As part of his visit to Kazakhstan, Floyd visited the Semipalatinsk test site with foreign journalists and met with Kazakh Foreign Minister Mukhtar Tileuberdi. The two adopted a joint statement, where they emphasized the significance of Kazakhstan’s decision and urged the states that have not yet signed or ratified the treaty to do so.
Floyd also met with President Kassym-Jomart Tokayev on Friday, Aug. 27. Tokayev reaffirmed the country’s commitment to close cooperation with the CTBTO and said that Kazakhstan will remain a close and reliable partner of the organization.
Speaking at the briefing, Deputy Foreign Minister Akan Rakhmetullin said nuclear disarmament and non-proliferation are among the main priorities of the foreign policy of Kazakhstan.
He added that though work has begun to rehabilitate the lands, they are still not suitable for agricultural purposes or any other economic activities.

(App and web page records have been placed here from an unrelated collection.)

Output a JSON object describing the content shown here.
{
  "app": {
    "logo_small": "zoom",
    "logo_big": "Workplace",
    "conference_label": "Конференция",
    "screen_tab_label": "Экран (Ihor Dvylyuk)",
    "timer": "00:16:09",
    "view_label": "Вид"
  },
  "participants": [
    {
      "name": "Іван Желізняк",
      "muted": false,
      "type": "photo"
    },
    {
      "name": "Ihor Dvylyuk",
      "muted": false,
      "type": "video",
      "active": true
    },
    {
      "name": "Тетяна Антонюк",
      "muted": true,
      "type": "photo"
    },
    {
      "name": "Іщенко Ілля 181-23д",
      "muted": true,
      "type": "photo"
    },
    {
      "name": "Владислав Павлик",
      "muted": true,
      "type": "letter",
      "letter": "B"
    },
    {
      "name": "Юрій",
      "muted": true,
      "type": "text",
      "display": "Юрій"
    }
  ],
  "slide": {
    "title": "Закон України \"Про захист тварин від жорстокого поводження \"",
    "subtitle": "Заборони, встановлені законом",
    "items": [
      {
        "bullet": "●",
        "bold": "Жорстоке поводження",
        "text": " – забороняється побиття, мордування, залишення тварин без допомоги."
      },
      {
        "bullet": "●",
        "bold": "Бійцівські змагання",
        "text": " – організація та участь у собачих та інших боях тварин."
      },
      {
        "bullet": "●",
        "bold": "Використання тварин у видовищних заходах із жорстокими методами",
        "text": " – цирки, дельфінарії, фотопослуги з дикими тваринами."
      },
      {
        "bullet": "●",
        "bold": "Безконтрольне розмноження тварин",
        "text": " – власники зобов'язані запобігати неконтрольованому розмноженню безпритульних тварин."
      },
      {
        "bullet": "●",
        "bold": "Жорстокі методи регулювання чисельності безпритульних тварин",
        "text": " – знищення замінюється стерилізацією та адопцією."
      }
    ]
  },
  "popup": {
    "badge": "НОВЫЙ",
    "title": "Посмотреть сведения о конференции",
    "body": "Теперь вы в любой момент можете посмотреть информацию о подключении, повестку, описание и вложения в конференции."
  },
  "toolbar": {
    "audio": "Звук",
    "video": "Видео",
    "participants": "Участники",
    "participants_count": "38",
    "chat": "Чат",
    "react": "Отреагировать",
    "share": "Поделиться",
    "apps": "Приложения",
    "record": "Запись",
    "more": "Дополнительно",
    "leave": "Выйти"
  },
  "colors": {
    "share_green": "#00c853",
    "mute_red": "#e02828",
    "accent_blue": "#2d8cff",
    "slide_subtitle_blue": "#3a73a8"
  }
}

But the region is not the only one affected by the nuclear testing, said Chair of Kazakhstan’s Foreign Policy Institute Bolat Nurgaliyev, who is a veteran diplomat who took part in many negotiations that took place in the 1990s on this issue.
“There were areas that hosted the testing and other areas that were affected by nuclear radiation, including other regions – Pavlodar, Karaganda, Semipalatinsk,” said Nurgaliyev.
According to Nurgaliyev, Kazakhstan also calls on the world to “get rid of all nuclear weapons per se, once and for all.”